While solution mining operations have existed for several hundred years, there has been a more recent, and growing, interest in the underground storage of CO2 (carbon capture and storage, CCS, operations) and hydrogen. These efforts put a specific focus on what drives the loss of containment, particular the loss of caprock integrity.
The construction of an underground structure, whether it be a salt cavern, a coal mine, or a subway tunnel, necessarily involves the geomechanical evaluation of the stability of the underground structure in order to prevent collapse of the structure and/or prevent leakage of fluids from or into the structure.
While simply analytical models have been employed to assess the stability of simple subsurface geometries (like a circular tunnel), most underground structures are highly complex and required detailed, 3D geomechanical modeling (and the associated data requirements of said model). Particularly for high risk evaluations involving limited quality data, parametric modeling must be performed in order to assess the impact of the uncertainty in the input data.
OFG works with out clients to develop both the necessary geomechanics data (and quantify its uncertainty) and perform the appropriate engineering to assess cavern stability and support long-term underground storage operations.
Cavern Stability in Solution Mining
Geomechanical modeling of solution mining operations, in order to assess the stability of the created cavern as well as potential surface subsidence effects, works hand-in-glove with cavern operations. That is, it is the cavern operational decisions (e.g., direct vs. reverse circulation) that determine cavern shape, which has a direct impact on cavern stability.

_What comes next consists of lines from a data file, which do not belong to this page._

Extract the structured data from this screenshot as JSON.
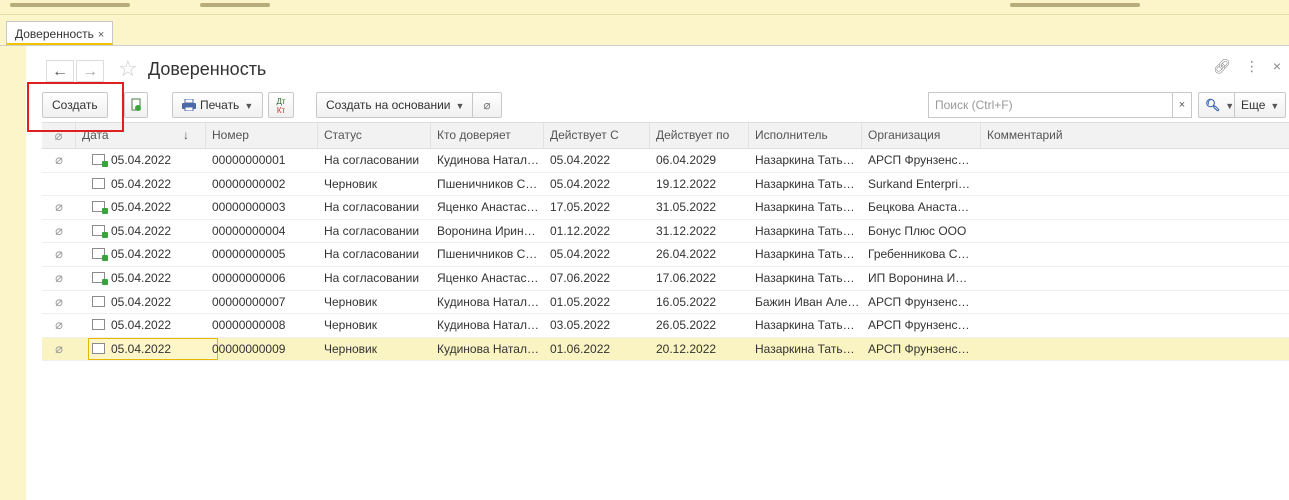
{
  "window": {
    "tab_title": "Доверенность",
    "tab_close": "×",
    "page_title": "Доверенность"
  },
  "toolbar": {
    "create_label": "Создать",
    "print_label": "Печать",
    "dtkt_label_top": "Дт",
    "dtkt_label_bottom": "Кт",
    "create_based_label": "Создать на основании",
    "search_placeholder": "Поиск (Ctrl+F)",
    "search_clear": "×",
    "more_label": "Еще"
  },
  "icons": {
    "back": "arrow-left-icon",
    "forward": "arrow-right-icon",
    "favorite": "star-icon",
    "link": "link-icon",
    "menu": "more-vertical-icon",
    "close": "close-icon",
    "copy": "copy-document-icon",
    "printer": "printer-icon",
    "attachment": "paperclip-icon",
    "search": "search-icon"
  },
  "table": {
    "columns": [
      "Дата",
      "Номер",
      "Статус",
      "Кто доверяет",
      "Действует С",
      "Действует по",
      "Исполнитель",
      "Организация",
      "Комментарий"
    ],
    "sort_indicator": "↓",
    "rows": [
      {
        "clip": true,
        "posted": true,
        "date": "05.04.2022",
        "number": "00000000001",
        "status": "На согласовании",
        "trustor": "Кудинова Натал…",
        "from": "05.04.2022",
        "to": "06.04.2029",
        "executor": "Назаркина Тать…",
        "org": "АРСП Фрунзенс…",
        "comment": ""
      },
      {
        "clip": false,
        "posted": false,
        "date": "05.04.2022",
        "number": "00000000002",
        "status": "Черновик",
        "trustor": "Пшеничников С…",
        "from": "05.04.2022",
        "to": "19.12.2022",
        "executor": "Назаркина Тать…",
        "org": "Surkand Enterpri…",
        "comment": ""
      },
      {
        "clip": true,
        "posted": true,
        "date": "05.04.2022",
        "number": "00000000003",
        "status": "На согласовании",
        "trustor": "Яценко Анастас…",
        "from": "17.05.2022",
        "to": "31.05.2022",
        "executor": "Назаркина Тать…",
        "org": "Бецкова Анаста…",
        "comment": ""
      },
      {
        "clip": true,
        "posted": true,
        "date": "05.04.2022",
        "number": "00000000004",
        "status": "На согласовании",
        "trustor": "Воронина Ирин…",
        "from": "01.12.2022",
        "to": "31.12.2022",
        "executor": "Назаркина Тать…",
        "org": "Бонус Плюс ООО",
        "comment": ""
      },
      {
        "clip": true,
        "posted": true,
        "date": "05.04.2022",
        "number": "00000000005",
        "status": "На согласовании",
        "trustor": "Пшеничников С…",
        "from": "05.04.2022",
        "to": "26.04.2022",
        "executor": "Назаркина Тать…",
        "org": "Гребенникова С…",
        "comment": ""
      },
      {
        "clip": true,
        "posted": true,
        "date": "05.04.2022",
        "number": "00000000006",
        "status": "На согласовании",
        "trustor": "Яценко Анастас…",
        "from": "07.06.2022",
        "to": "17.06.2022",
        "executor": "Назаркина Тать…",
        "org": "ИП Воронина И…",
        "comment": ""
      },
      {
        "clip": true,
        "posted": false,
        "date": "05.04.2022",
        "number": "00000000007",
        "status": "Черновик",
        "trustor": "Кудинова Натал…",
        "from": "01.05.2022",
        "to": "16.05.2022",
        "executor": "Бажин Иван Але…",
        "org": "АРСП Фрунзенс…",
        "comment": ""
      },
      {
        "clip": true,
        "posted": false,
        "date": "05.04.2022",
        "number": "00000000008",
        "status": "Черновик",
        "trustor": "Кудинова Натал…",
        "from": "03.05.2022",
        "to": "26.05.2022",
        "executor": "Назаркина Тать…",
        "org": "АРСП Фрунзенс…",
        "comment": ""
      },
      {
        "clip": true,
        "posted": false,
        "date": "05.04.2022",
        "number": "00000000009",
        "status": "Черновик",
        "trustor": "Кудинова Натал…",
        "from": "01.06.2022",
        "to": "20.12.2022",
        "executor": "Назаркина Тать…",
        "org": "АРСП Фрунзенс…",
        "comment": "",
        "selected": true
      }
    ]
  },
  "colors": {
    "accent_yellow": "#fbf5c9",
    "selected_row": "#faf3c2",
    "highlight_red": "#e02020",
    "posted_green": "#3aa33a"
  }
}
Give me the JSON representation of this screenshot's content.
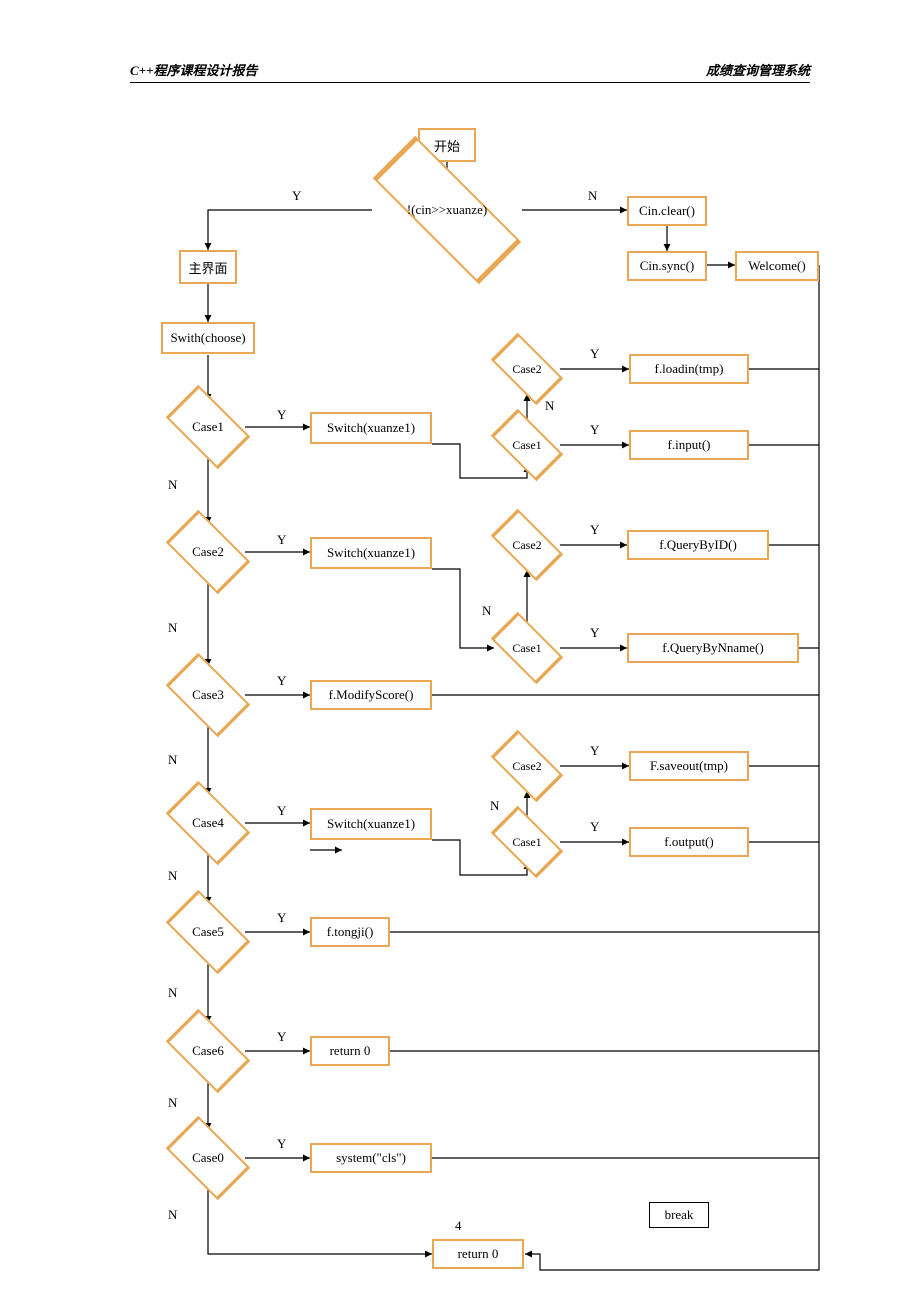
{
  "header": {
    "left": "C++程序课程设计报告",
    "right": "成绩查询管理系统"
  },
  "start": "开始",
  "cin": "!(cin>>xuanze)",
  "cinClear": "Cin.clear()",
  "cinSync": "Cin.sync()",
  "welcome": "Welcome()",
  "main": "主界面",
  "switchChoose": "Swith(choose)",
  "switchX1": "Switch(xuanze1)",
  "switchX2": "Switch(xuanze1)",
  "switchX3": "Switch(xuanze1)",
  "c1": "Case1",
  "c2": "Case2",
  "c3": "Case3",
  "c4": "Case4",
  "c5": "Case5",
  "c6": "Case6",
  "c0": "Case0",
  "sc1": "Case1",
  "sc2": "Case2",
  "scA": "Case1",
  "scB": "Case2",
  "scC": "Case1",
  "scD": "Case2",
  "floadin": "f.loadin(tmp)",
  "finput": "f.input()",
  "qById": "f.QueryByID()",
  "qByName": "f.QueryByNname()",
  "modify": "f.ModifyScore()",
  "saveout": "F.saveout(tmp)",
  "foutput": "f.output()",
  "tongji": "f.tongji()",
  "ret0": "return 0",
  "sysCls": "system(\"cls\")",
  "retEnd": "return 0",
  "break": "break",
  "Y": "Y",
  "N": "N",
  "pageNum": "4"
}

A proper geomechanical assessment of a solution mining cavern, particularly one close to the edge of a salt dome, starts with geomechanical simulations of the stresses surrounding the salt dome. A basic input for this initial analysis is the dome shape itself, which is often highly uncertain. Once the influence of the dome geometry (along with external formation properties, stresses and pressures) has been evaluated, simulations of various cavern geometries can be evaluated as a function of operational plans.